The factional dialogue group, Pan Niger Delta Peoples Congress on Thursday said the Chief Edwin Clark-led Pan Niger Delta Forum had lost the mandate to speak for the people of the region.
The PNDPC, therefore, called on PANDEF leaders to stop parading themselves as representing the region in the ongoing negotiation with the Federal Government.
In a statement issued on Thursday by the PNDPC’s Coordinator, Media Affairs, Chief Monday Whiskey, the group noted that Clark, a former Federal Commissioner for Information, and other leaders of PANDEF could no longer represent the people of the Niger Delta in any dialogue.
The group also disassociated itself from the quit notice issued to Yoruba and northerners living in the region as well as the separatist agitation by a coalition of Niger Delta Agitators.
Whiskey stressed that they believed in the Nigerian project.
He said, “We are not opposed to the Clark group – Pan Niger Delta Forum. To be fair to them, they started this current process but there are people who gave them the mandate – the ex-agitators. But somewhere along the line, these ex-agitators discovered that their method of operation was not in tandem with modern day realities.
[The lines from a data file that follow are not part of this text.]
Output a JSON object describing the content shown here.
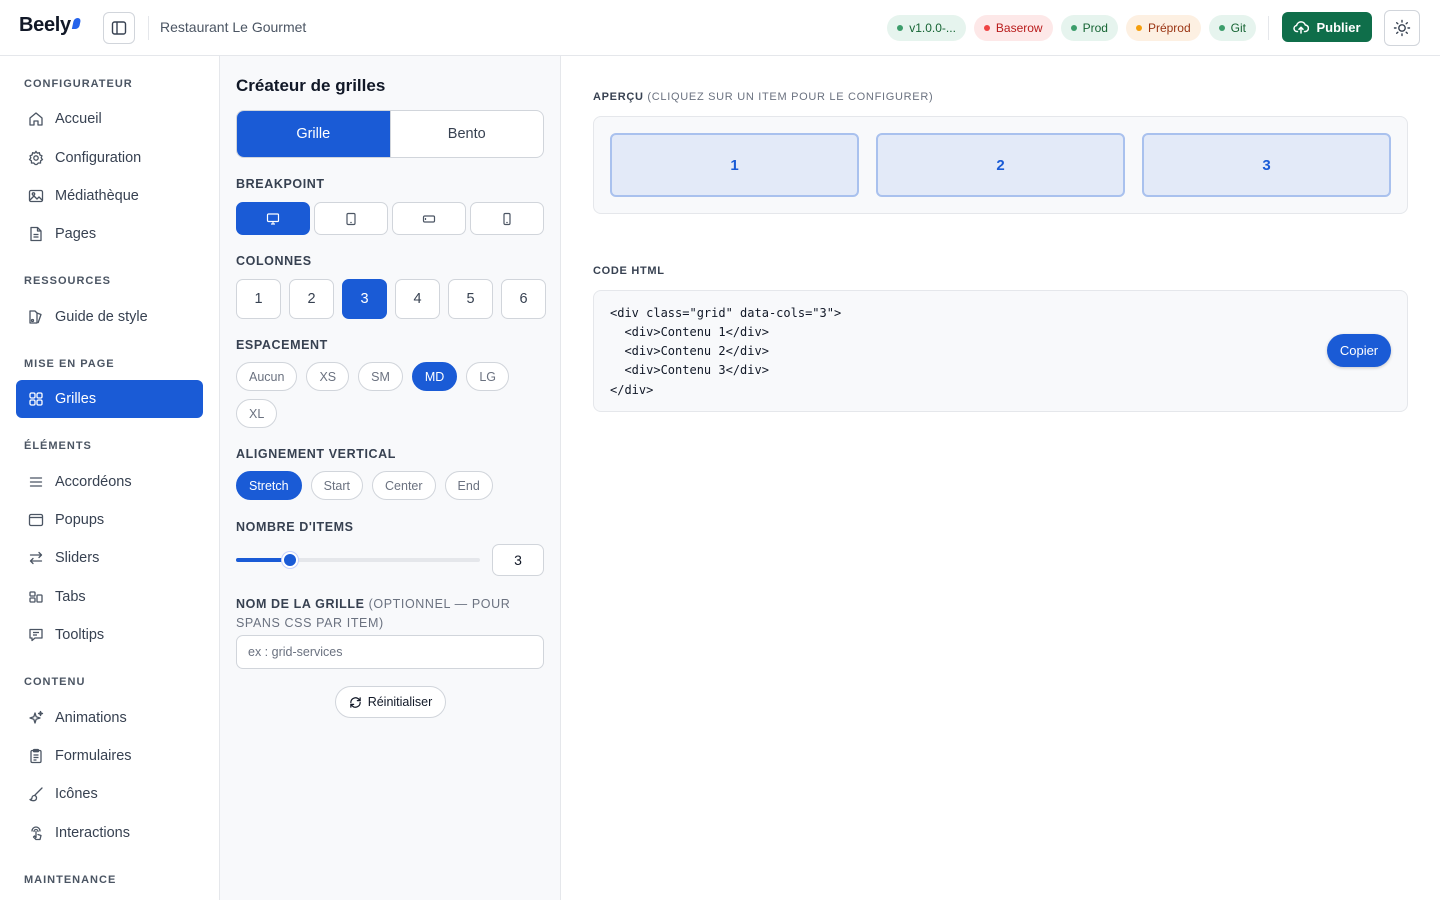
{
  "header": {
    "logo": "Beely",
    "site_name": "Restaurant Le Gourmet",
    "badges": [
      "v1.0.0-...",
      "Baserow",
      "Prod",
      "Préprod",
      "Git"
    ],
    "publish_label": "Publier"
  },
  "sidebar": {
    "sections": {
      "configurateur": "CONFIGURATEUR",
      "ressources": "RESSOURCES",
      "mise_en_page": "MISE EN PAGE",
      "elements": "ÉLÉMENTS",
      "contenu": "CONTENU",
      "maintenance": "MAINTENANCE"
    },
    "items": {
      "accueil": "Accueil",
      "configuration": "Configuration",
      "mediatheque": "Médiathèque",
      "pages": "Pages",
      "guide_style": "Guide de style",
      "grilles": "Grilles",
      "accordeons": "Accordéons",
      "popups": "Popups",
      "sliders": "Sliders",
      "tabs": "Tabs",
      "tooltips": "Tooltips",
      "animations": "Animations",
      "formulaires": "Formulaires",
      "icones": "Icônes",
      "interactions": "Interactions"
    },
    "active": "Grilles"
  },
  "panel": {
    "title": "Créateur de grilles",
    "modes": [
      "Grille",
      "Bento"
    ],
    "active_mode": "Grille",
    "breakpoint_label": "BREAKPOINT",
    "breakpoints": [
      "desktop-icon",
      "tablet-icon",
      "tablet-landscape-icon",
      "mobile-icon"
    ],
    "active_breakpoint": "desktop",
    "columns_label": "COLONNES",
    "columns": [
      "1",
      "2",
      "3",
      "4",
      "5",
      "6"
    ],
    "active_columns": "3",
    "spacing_label": "ESPACEMENT",
    "spacing": [
      "Aucun",
      "XS",
      "SM",
      "MD",
      "LG",
      "XL"
    ],
    "active_spacing": "MD",
    "align_label": "ALIGNEMENT VERTICAL",
    "align": [
      "Stretch",
      "Start",
      "Center",
      "End"
    ],
    "active_align": "Stretch",
    "items_label": "NOMBRE D'ITEMS",
    "items_count": "3",
    "items_slider_fraction": 0.2,
    "grid_name_label": "NOM DE LA GRILLE",
    "grid_name_hint": "(OPTIONNEL — POUR SPANS CSS PAR ITEM)",
    "grid_name_placeholder": "ex : grid-services",
    "reset_label": "Réinitialiser"
  },
  "main": {
    "preview_label": "APERÇU",
    "preview_hint": "(CLIQUEZ SUR UN ITEM POUR LE CONFIGURER)",
    "preview_items": [
      "1",
      "2",
      "3"
    ],
    "code_label": "CODE HTML",
    "code_lines": [
      "<div class=\"grid\" data-cols=\"3\">",
      "  <div>Contenu 1</div>",
      "  <div>Contenu 2</div>",
      "  <div>Contenu 3</div>",
      "</div>"
    ],
    "copy_label": "Copier"
  },
  "colors": {
    "accent": "#1a5bd6",
    "publish": "#0f6e4a"
  }
}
“It is these ex-agitators who withdrew the mandate earlier given to PANDEF that gave the same mandate to us in the PNDPC to represent them at this stage of the negotiation. We are not fighting with Chief Edwin Clark because he is our father but when those whom you represent decide to change the pace of the dialogue, you have no choice but to obey those who gave you the mandate.
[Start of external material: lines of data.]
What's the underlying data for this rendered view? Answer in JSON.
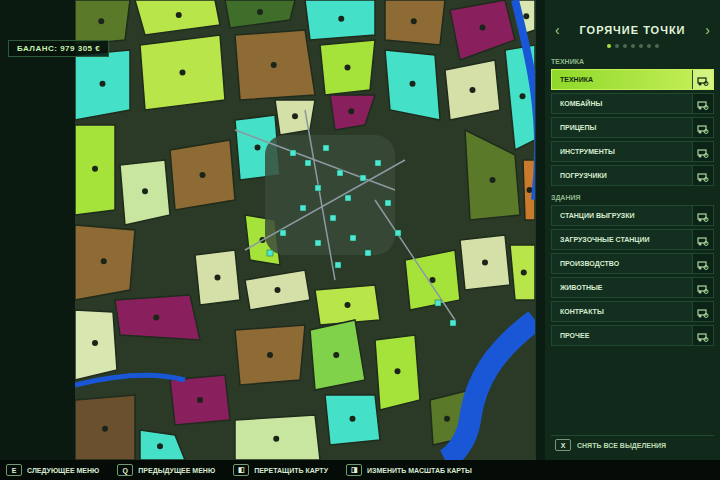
{
  "balance": "БАЛАНС: 979 305 €",
  "panel": {
    "title": "ГОРЯЧИЕ ТОЧКИ",
    "prev": "‹",
    "next": "›",
    "page_dots": [
      {
        "selected": true
      },
      {
        "selected": false
      },
      {
        "selected": false
      },
      {
        "selected": false
      },
      {
        "selected": false
      },
      {
        "selected": false
      },
      {
        "selected": false
      }
    ],
    "sections": [
      {
        "heading": "ТЕХНИКА",
        "items": [
          {
            "label": "ТЕХНИКА",
            "selected": true
          },
          {
            "label": "КОМБАЙНЫ",
            "selected": false
          },
          {
            "label": "ПРИЦЕПЫ",
            "selected": false
          },
          {
            "label": "ИНСТРУМЕНТЫ",
            "selected": false
          },
          {
            "label": "ПОГРУЗЧИКИ",
            "selected": false
          }
        ]
      },
      {
        "heading": "ЗДАНИЯ",
        "items": [
          {
            "label": "СТАНЦИИ ВЫГРУЗКИ",
            "selected": false
          },
          {
            "label": "ЗАГРУЗОЧНЫЕ СТАНЦИИ",
            "selected": false
          },
          {
            "label": "ПРОИЗВОДСТВО",
            "selected": false
          },
          {
            "label": "ЖИВОТНЫЕ",
            "selected": false
          },
          {
            "label": "КОНТРАКТЫ",
            "selected": false
          },
          {
            "label": "ПРОЧЕЕ",
            "selected": false
          }
        ]
      }
    ],
    "clear": "СНЯТЬ ВСЕ ВЫДЕЛЕНИЯ",
    "clear_key": "X"
  },
  "fields": [
    {
      "color": "#5a7a2a"
    },
    {
      "color": "#b8e64a"
    },
    {
      "color": "#3f6e2a"
    },
    {
      "color": "#45e0c8"
    },
    {
      "color": "#8e6a34"
    },
    {
      "color": "#8a1f5e"
    },
    {
      "color": "#d8e6b0"
    },
    {
      "color": "#45e0c8"
    },
    {
      "color": "#b8e64a"
    },
    {
      "color": "#8e6a34"
    },
    {
      "color": "#a6e33a"
    },
    {
      "color": "#45e0c8"
    },
    {
      "color": "#d4e0a8"
    },
    {
      "color": "#45e0c8"
    },
    {
      "color": "#d4e0a8"
    },
    {
      "color": "#8a1f5e"
    },
    {
      "color": "#a6e33a"
    },
    {
      "color": "#c9e6a0"
    },
    {
      "color": "#8e6a34"
    },
    {
      "color": "#45e0c8"
    },
    {
      "color": "#5a7a2a"
    },
    {
      "color": "#c97a2c"
    },
    {
      "color": "#8e6a34"
    },
    {
      "color": "#8a1f5e"
    },
    {
      "color": "#d4e0a8"
    },
    {
      "color": "#a6e33a"
    },
    {
      "color": "#d4e0a8"
    },
    {
      "color": "#b8e64a"
    },
    {
      "color": "#a6e33a"
    },
    {
      "color": "#d4e0a8"
    },
    {
      "color": "#b8e64a"
    },
    {
      "color": "#d8e6b0"
    },
    {
      "color": "#8a1f5e"
    },
    {
      "color": "#8e6a34"
    },
    {
      "color": "#7fd24a"
    },
    {
      "color": "#45e0c8"
    },
    {
      "color": "#a6e33a"
    },
    {
      "color": "#c9e6a0"
    },
    {
      "color": "#6b5030"
    },
    {
      "color": "#45e0c8"
    },
    {
      "color": "#5a7a2a"
    }
  ],
  "controls": [
    {
      "key": "E",
      "label": "СЛЕДУЮЩЕЕ МЕНЮ"
    },
    {
      "key": "Q",
      "label": "ПРЕДЫДУЩЕЕ МЕНЮ"
    },
    {
      "key": "◧",
      "label": "ПЕРЕТАЩИТЬ КАРТУ"
    },
    {
      "key": "◨",
      "label": "ИЗМЕНИТЬ МАСШТАБ КАРТЫ"
    }
  ]
}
“The peace process belongs to the people of the Niger Delta; they nominated members of PANDEF in the first place. If they have withdrawn the nomination and given it to another group, of course the new group takes over.
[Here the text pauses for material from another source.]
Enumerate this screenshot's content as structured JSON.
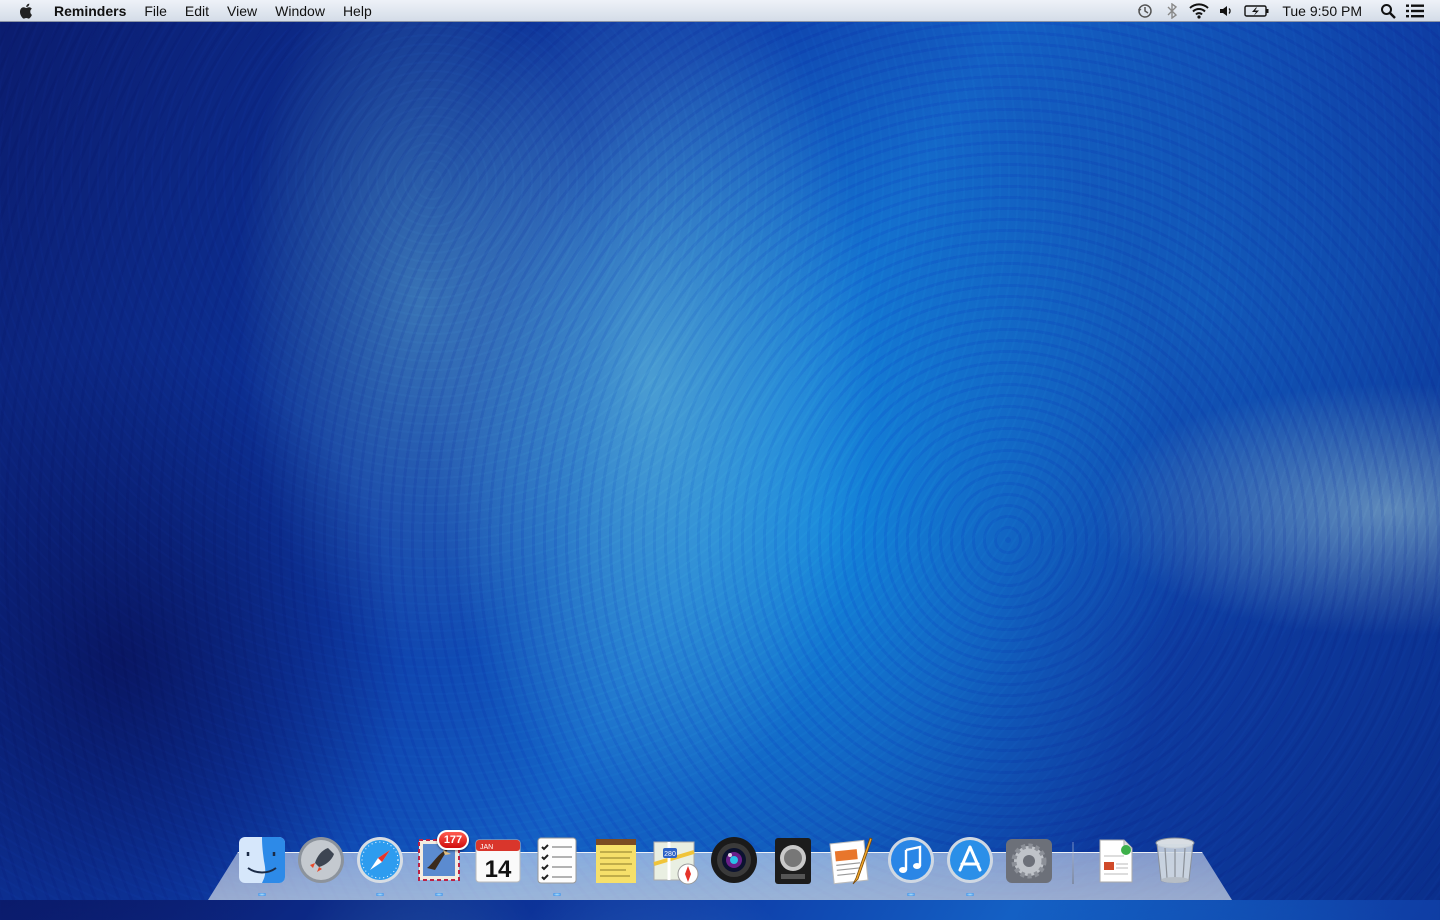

“We are not confronting or fighting anybody or group. Do not forget that most of the leaders of the PNDPC are also members of PANDEF and for anybody to say the two groups are fighting each other over who speaks for the Niger Delta mean such persons lack proper information about the two groups.”
Whiskey added that the PNDPC was poised to expand the 16-Point Agenda submitted by PANDEF to make the document more inclusive of the demands of the people across the oil-rich region.
“Agreed that PANDEF had submitted the 16-Point Agenda but it is left for the Federal Government to implement it or not. Government can only implement whatever you have submitted in a peaceful atmosphere. Government can also decide on the ways it wants to implement it. We are even looking beyond what PANDEF submitted because there are so many demands that were not included in that document. We are looking at the possibility of including more things.
“As far as the Pan Niger Delta Peoples Congress is concerned, we believe that the government will give us a better negotiating opportunity now because we believe in dialogue, we don’t believe in being hostile to the government. We strongly believe that it is only when government has the enabling environment that we can achieve the desired development in the region.”